How does BYOD Affect an Enterprise?
The traditional system of enterprise-owned devices ensured that companies maintained a tight control over any and all devices, which connected to their network. This closed ecosystem was believed to be quite effective in maintaining overall data security, but reduced the mobility provided to employees. Things changed dramatically after the introduction of the iPhone followed by the introduction of various Android devices, which the employees wanted to use for company work. Soon enough, the BYOD (Bring Your Own Device) concept was introduced, which led to an exponential increase in the number of devices connecting to the organizational network.
It soon became quite apparent that uncontrolled BYOD implementation can and will severely compromise data security within the organization and some controls needed to be established. Soon mobility policy documents were introduced into most workplaces however, as most of these were hastily prepared, they often failed to address the key issues which led to BYOD implementation in the first place. Following are a few of the security concerns, which an organization needs to address before framing a suitable enterprise policy for BYOD implementation.

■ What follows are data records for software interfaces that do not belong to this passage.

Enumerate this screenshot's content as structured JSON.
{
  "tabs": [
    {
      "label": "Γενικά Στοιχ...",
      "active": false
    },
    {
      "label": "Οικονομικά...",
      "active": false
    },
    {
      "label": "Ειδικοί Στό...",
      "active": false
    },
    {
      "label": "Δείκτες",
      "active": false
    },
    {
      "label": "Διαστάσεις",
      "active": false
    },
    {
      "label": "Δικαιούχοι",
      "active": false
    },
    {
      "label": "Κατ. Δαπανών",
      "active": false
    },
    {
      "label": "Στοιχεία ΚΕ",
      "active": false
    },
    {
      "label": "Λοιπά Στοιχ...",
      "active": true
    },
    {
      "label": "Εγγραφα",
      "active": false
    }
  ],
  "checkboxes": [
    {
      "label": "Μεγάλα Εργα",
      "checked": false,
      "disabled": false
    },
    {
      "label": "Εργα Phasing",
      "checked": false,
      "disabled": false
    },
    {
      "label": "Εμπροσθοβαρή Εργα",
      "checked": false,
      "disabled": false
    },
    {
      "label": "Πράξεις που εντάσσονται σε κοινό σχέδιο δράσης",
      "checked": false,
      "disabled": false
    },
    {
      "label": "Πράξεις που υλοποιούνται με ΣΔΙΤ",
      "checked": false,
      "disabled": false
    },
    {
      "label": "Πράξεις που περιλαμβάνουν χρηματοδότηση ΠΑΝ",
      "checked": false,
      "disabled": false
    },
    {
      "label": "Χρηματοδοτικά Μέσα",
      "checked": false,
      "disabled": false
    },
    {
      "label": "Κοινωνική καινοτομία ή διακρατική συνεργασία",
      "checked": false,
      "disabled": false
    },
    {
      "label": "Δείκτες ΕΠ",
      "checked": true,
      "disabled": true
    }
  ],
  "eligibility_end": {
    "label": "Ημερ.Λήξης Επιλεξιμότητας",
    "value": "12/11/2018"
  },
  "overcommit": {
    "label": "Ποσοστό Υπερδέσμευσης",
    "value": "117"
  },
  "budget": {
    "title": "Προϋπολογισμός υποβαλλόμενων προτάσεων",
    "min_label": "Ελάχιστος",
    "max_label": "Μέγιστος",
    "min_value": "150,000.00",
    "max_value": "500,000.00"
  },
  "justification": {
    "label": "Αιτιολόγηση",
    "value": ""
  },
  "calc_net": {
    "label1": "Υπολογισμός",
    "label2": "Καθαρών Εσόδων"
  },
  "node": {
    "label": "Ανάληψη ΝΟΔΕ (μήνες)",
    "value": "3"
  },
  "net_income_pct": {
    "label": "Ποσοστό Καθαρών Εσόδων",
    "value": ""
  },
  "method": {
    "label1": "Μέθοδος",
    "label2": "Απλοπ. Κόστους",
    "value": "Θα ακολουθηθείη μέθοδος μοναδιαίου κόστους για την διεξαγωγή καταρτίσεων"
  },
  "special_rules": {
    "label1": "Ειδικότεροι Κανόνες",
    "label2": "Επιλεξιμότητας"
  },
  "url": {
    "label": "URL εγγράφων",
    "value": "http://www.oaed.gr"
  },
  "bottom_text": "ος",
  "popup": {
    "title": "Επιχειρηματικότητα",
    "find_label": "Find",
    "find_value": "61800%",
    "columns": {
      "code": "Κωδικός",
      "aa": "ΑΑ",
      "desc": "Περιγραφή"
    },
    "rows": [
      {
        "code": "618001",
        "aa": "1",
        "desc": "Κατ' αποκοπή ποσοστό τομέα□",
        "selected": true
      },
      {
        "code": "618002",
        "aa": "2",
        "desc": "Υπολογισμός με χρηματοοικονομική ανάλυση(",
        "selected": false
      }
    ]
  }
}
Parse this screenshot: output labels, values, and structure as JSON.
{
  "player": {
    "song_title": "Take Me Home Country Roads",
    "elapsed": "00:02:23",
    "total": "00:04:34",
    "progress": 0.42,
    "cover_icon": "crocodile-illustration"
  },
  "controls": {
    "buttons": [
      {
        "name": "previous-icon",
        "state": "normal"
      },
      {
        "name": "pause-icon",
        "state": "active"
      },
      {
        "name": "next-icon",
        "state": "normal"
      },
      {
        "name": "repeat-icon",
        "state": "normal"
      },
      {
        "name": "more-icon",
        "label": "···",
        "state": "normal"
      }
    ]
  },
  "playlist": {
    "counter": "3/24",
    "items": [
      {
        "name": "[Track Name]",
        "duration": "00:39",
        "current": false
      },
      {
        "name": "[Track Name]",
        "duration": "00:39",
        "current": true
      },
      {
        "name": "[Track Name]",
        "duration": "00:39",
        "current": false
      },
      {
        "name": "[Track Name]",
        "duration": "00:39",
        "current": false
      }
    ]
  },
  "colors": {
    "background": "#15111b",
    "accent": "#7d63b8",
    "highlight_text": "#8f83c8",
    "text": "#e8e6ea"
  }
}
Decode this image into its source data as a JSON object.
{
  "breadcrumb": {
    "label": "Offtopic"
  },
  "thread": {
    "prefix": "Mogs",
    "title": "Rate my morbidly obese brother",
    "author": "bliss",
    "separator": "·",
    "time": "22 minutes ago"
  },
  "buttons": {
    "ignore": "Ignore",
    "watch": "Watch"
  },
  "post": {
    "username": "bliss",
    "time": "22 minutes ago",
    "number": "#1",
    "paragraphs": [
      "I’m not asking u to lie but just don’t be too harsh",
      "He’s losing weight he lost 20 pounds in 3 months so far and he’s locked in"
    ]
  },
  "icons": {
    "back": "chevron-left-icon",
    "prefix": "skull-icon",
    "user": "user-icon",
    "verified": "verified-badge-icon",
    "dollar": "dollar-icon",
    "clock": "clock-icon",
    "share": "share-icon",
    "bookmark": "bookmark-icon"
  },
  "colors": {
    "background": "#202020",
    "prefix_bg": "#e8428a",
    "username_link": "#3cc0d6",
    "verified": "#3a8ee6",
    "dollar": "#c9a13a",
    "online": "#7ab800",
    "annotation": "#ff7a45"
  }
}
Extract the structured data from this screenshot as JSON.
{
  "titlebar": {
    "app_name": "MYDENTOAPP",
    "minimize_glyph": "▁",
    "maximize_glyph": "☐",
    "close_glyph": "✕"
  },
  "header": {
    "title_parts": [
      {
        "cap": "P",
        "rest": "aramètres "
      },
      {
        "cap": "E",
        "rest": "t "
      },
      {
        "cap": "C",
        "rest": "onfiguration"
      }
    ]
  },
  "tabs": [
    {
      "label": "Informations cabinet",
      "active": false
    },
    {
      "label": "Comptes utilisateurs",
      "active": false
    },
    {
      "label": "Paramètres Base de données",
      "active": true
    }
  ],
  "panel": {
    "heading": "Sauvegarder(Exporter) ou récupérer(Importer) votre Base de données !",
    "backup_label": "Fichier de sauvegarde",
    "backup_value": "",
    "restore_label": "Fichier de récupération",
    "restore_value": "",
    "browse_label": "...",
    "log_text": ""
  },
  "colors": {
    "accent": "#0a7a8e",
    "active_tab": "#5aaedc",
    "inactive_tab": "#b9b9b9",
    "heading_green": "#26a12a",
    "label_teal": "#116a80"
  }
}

The Ownership Issue: Data Ownership vs. Device Ownership
By implementing BYOD, the company invariably forfeits all rights of ownership to the device unless however, the employee is compensated for the cost of buying the device. However, as most companies do not reimburse employees for their devices, the rights of ownership mostly lie with the employee. This creates a paradox, as all corporate data on the device continues to be property of the enterprise even though the user holds rights to all personal data stored on the devices and the device itself. Some companies have introduced a system of sandboxed storage and container techniques to ensure that the corporate data is secure, but currently these systems are far from perfect. The way forward is devising an organizational mobility policy which ensures that the rights of both the user and the organization are adequately represented, while ensuring complete organizational data security.
Support and Security Problems Resulting From Exponential Increase of Devices
The introduction of BYOD has often resulted in an exponential increase of devices within the organization. These devices operate on multiple platforms which often translate into multiple problems from the organization. Such security problem whether real or perceived had led companies to outsource software development requirements to one of the leading custom software development centers such as India. Such inclusive support is far from a permanent solution, as many of the new devices lack even the best security features. It is therefore necessary for organizations to draw a line at some point and limit the BYOD policy to only a few select devices and platforms. Such a practice though seemingly detrimental to employee satisfaction, is effective in maintaining a proper level of security on sensitive corporate data stored on the organization’s network.
Controlling the Uncontrolled Usage of Apps
The new age devices come loaded with multiple apps while providing users with the option to purchase additional apps from online stores such as the Apple or the Android Apps Store. Even though these apps are mostly obtained from trusted vendors who often outsource software development to reduce costs, a significant security risk is often presented by uncontrolled use of mobile apps. To control this type of behavior, organizations have moved to ban the use of certain apps on devices connected to the organization’s network. Many companies have also introduced their own solutions developed in-house or through Custom Software Development Services provided by leading companies. These are however only temporary fixes and organizations need to implement proper mobile device management policies before implementing an organization-wide BYOD policy. For More Information Visit: http://www.extendcode.com/